- **Requirement**
Every line in the records below that holds "controller" must be identified and copied.
** Opening Source material block **
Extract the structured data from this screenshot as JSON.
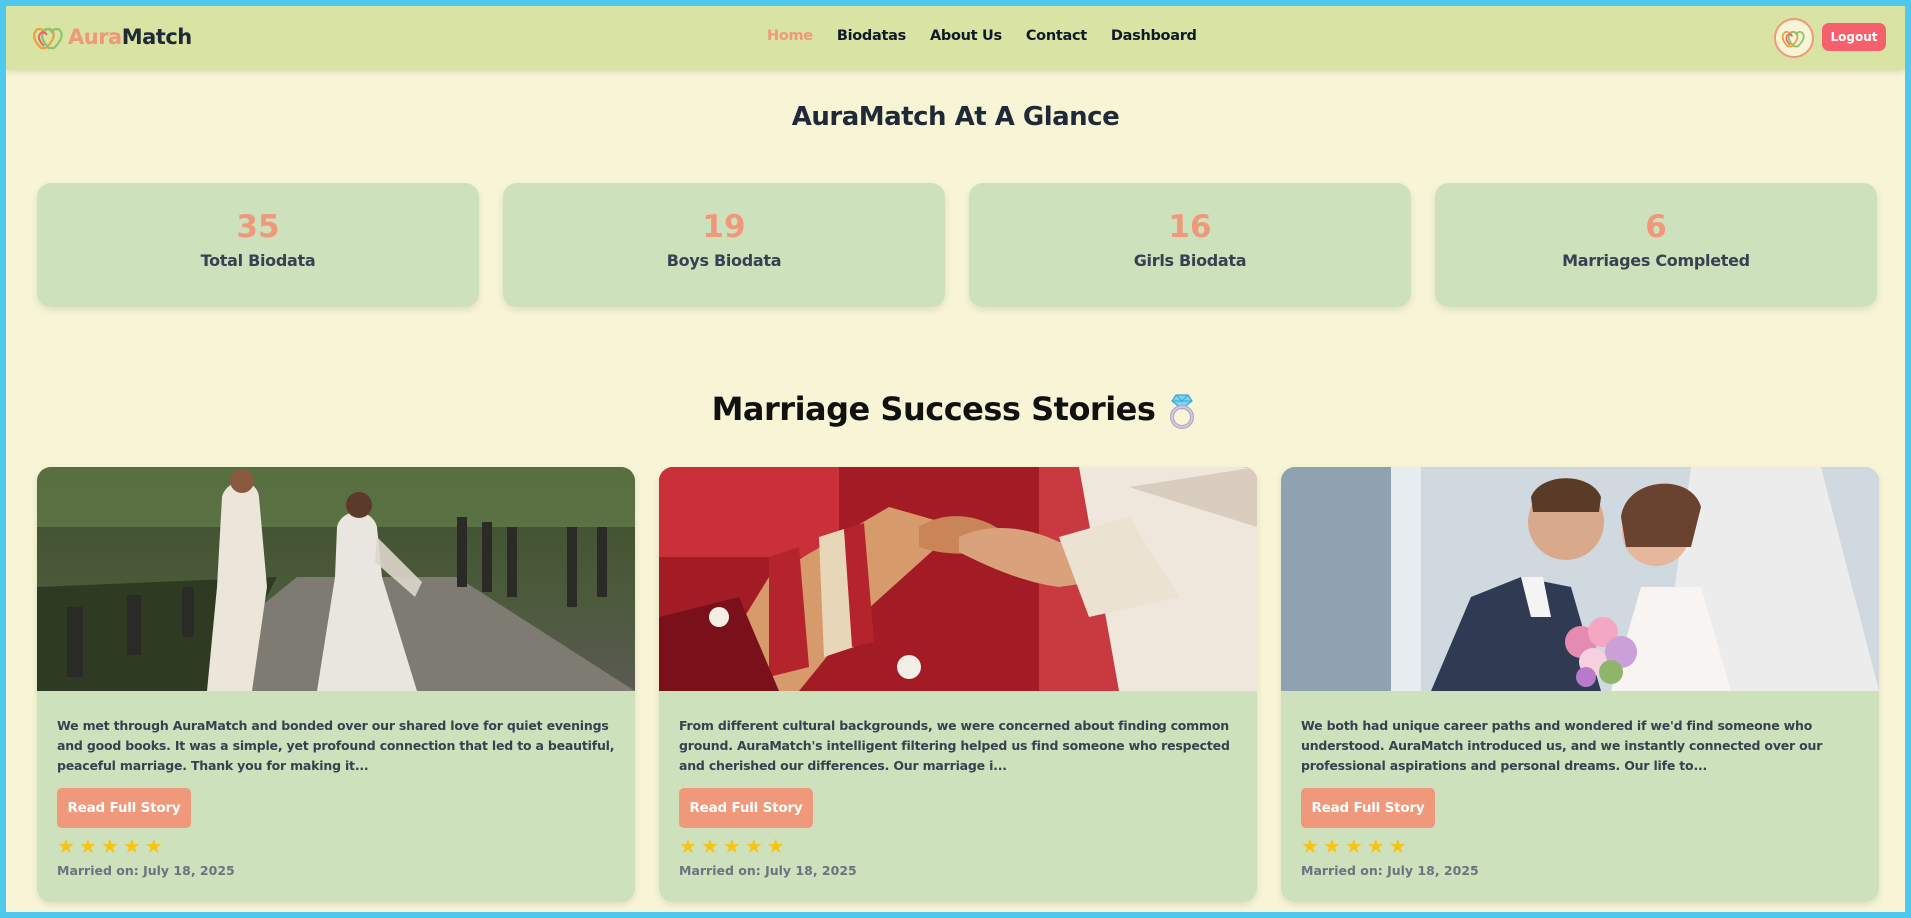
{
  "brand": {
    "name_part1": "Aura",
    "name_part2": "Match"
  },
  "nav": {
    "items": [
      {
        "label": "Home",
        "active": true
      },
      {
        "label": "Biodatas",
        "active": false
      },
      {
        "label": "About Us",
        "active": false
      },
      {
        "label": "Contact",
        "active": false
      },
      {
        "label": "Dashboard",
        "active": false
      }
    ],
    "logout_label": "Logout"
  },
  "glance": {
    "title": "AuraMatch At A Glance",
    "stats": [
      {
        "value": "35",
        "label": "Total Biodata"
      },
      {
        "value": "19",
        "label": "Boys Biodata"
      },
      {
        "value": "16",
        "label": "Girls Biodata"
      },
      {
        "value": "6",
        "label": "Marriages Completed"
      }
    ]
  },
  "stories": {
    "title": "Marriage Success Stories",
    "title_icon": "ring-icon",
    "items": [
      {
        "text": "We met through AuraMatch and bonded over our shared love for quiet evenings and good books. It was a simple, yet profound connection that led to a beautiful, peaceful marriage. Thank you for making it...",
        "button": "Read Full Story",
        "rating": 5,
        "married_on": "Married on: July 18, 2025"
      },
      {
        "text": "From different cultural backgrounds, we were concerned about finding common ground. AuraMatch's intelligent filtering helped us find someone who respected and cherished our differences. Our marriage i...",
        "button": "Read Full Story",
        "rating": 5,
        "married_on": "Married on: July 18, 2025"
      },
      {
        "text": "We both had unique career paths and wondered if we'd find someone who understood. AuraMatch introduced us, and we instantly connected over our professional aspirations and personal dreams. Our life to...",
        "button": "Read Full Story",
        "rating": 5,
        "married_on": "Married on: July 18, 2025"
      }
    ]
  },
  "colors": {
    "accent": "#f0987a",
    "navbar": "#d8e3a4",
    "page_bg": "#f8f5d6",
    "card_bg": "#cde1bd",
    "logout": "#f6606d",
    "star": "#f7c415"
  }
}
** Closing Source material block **
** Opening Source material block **
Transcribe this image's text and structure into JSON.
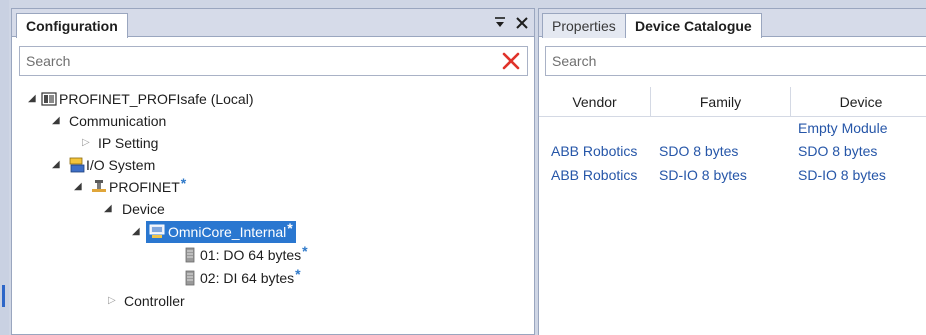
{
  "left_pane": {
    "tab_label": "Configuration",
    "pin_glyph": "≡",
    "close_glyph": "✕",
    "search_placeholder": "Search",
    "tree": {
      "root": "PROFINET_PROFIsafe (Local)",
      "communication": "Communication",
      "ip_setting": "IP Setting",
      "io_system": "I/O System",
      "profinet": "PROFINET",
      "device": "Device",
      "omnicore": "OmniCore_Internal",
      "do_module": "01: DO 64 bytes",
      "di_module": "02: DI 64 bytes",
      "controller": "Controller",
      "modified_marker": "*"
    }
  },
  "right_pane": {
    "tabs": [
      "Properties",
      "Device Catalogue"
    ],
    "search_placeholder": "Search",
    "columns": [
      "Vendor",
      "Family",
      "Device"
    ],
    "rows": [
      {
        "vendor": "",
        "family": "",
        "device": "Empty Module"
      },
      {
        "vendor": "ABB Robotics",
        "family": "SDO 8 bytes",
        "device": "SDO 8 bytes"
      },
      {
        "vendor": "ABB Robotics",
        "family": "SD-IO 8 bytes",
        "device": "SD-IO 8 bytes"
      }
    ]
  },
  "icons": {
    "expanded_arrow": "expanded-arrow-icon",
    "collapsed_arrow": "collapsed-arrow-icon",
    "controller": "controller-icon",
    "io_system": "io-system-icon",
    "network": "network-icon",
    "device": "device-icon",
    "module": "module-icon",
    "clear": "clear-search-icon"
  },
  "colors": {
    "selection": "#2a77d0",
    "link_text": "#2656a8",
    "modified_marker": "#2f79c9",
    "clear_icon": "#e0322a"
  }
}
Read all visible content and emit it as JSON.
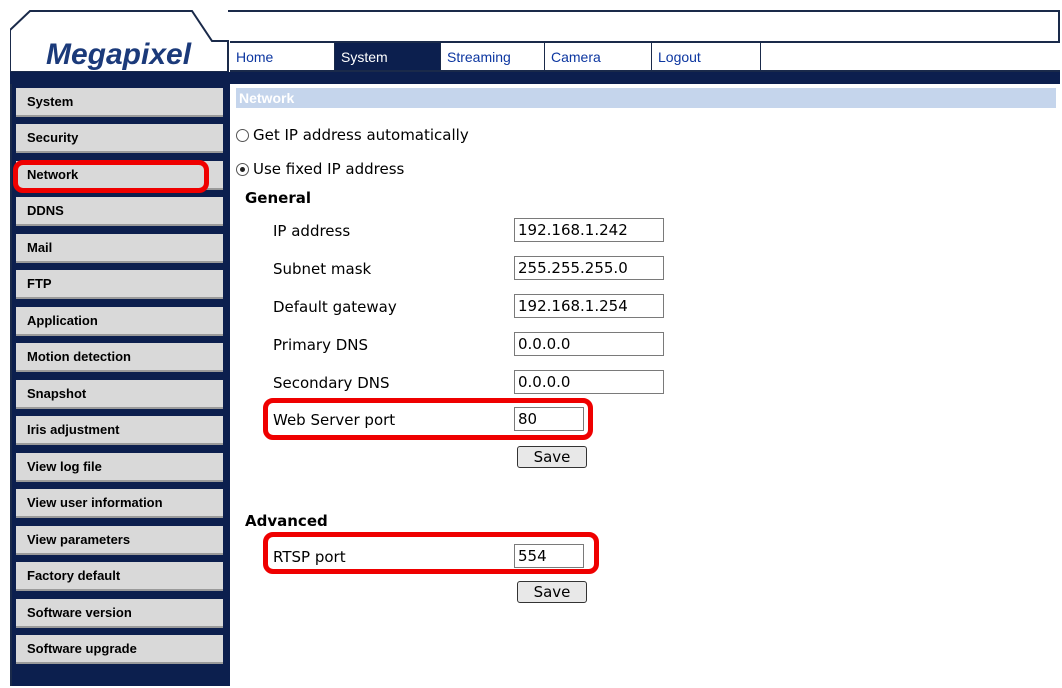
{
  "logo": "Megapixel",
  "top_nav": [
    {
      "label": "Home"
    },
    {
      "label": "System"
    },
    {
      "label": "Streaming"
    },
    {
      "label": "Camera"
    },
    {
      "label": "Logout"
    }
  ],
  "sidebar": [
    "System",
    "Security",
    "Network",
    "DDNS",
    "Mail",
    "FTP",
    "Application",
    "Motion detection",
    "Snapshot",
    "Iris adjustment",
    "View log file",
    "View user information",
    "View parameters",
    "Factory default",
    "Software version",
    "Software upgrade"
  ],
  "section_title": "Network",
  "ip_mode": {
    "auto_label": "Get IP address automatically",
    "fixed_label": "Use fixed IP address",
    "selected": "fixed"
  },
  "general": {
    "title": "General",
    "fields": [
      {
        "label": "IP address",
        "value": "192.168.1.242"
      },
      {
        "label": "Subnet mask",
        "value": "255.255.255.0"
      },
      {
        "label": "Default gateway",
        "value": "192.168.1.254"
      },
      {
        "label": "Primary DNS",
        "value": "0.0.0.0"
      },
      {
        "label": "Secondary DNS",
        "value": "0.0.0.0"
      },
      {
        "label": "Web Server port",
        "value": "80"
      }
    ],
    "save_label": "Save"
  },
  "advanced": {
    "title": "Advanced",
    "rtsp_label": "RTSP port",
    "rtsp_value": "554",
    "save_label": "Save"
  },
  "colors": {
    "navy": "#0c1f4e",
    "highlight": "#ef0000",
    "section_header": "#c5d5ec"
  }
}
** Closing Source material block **
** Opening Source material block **
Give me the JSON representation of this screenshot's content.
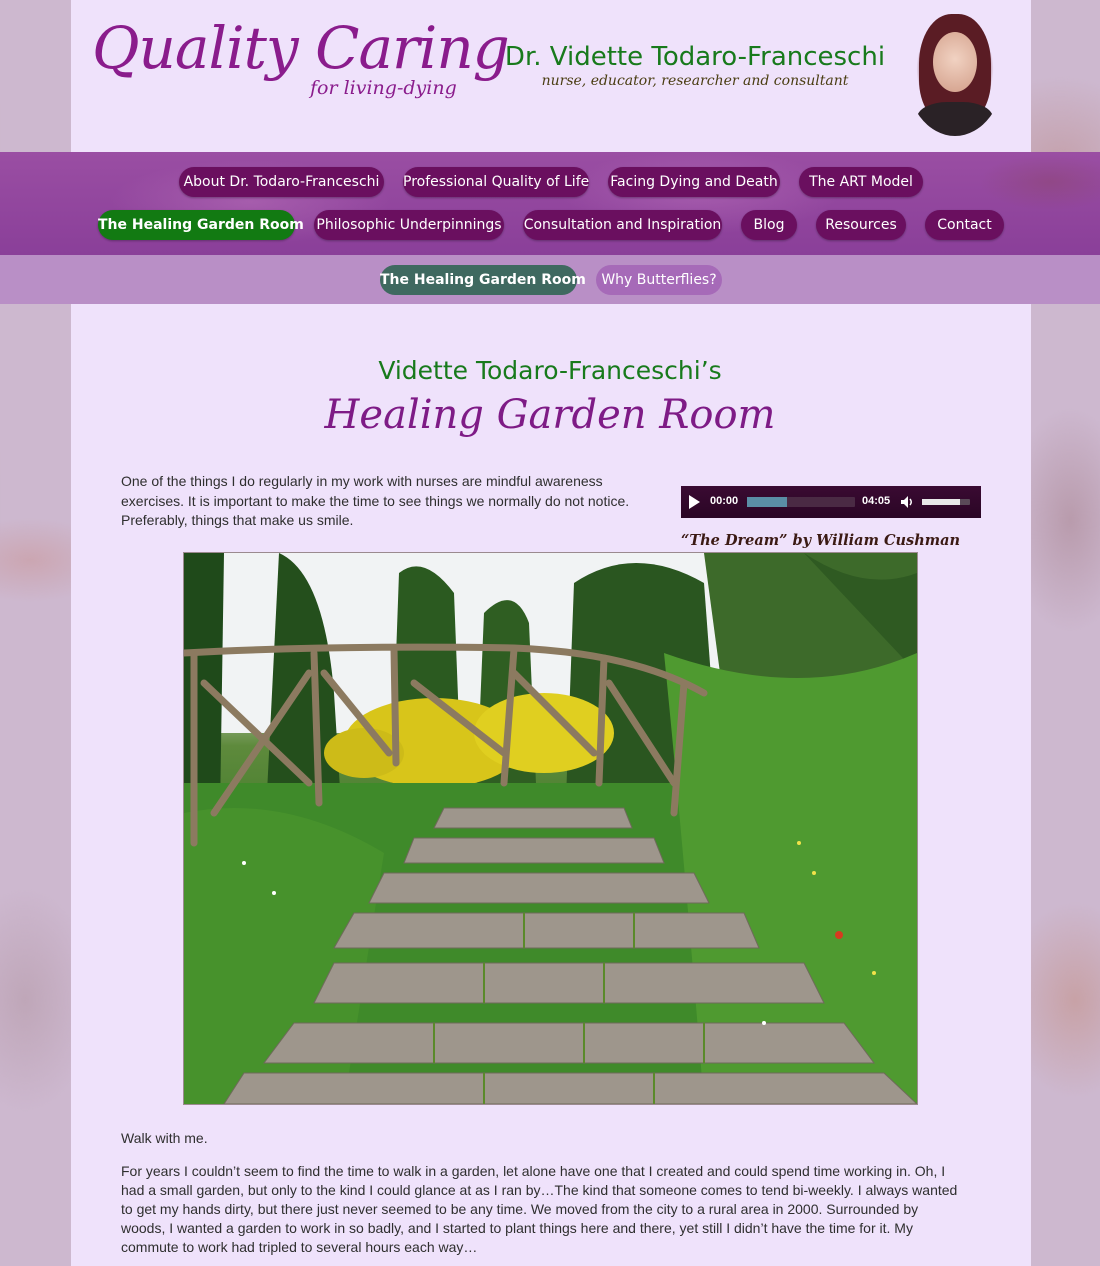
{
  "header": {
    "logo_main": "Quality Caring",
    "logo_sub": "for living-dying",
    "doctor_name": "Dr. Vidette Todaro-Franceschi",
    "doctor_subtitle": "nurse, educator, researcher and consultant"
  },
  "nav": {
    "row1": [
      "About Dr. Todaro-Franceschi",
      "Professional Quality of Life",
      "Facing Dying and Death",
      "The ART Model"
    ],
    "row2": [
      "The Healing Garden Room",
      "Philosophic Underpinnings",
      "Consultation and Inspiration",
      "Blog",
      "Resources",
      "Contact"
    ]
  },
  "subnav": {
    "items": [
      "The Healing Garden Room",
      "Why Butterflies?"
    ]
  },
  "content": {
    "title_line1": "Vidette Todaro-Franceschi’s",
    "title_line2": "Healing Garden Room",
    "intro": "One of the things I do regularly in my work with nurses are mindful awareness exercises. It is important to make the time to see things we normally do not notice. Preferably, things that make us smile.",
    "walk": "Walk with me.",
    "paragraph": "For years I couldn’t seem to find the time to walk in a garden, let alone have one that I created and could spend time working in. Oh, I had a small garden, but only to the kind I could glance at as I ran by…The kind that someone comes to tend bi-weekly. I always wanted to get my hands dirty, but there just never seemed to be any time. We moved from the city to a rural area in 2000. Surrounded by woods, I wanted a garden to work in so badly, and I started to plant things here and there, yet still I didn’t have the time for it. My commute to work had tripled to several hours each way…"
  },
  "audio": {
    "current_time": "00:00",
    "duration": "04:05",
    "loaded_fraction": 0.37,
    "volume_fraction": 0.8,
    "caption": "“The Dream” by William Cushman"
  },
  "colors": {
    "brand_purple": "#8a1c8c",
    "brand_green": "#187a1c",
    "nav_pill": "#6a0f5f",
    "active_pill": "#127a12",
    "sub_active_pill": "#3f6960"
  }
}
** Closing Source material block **
- **The answer**
      "controller": "Controller",
    "controller": "controller-icon",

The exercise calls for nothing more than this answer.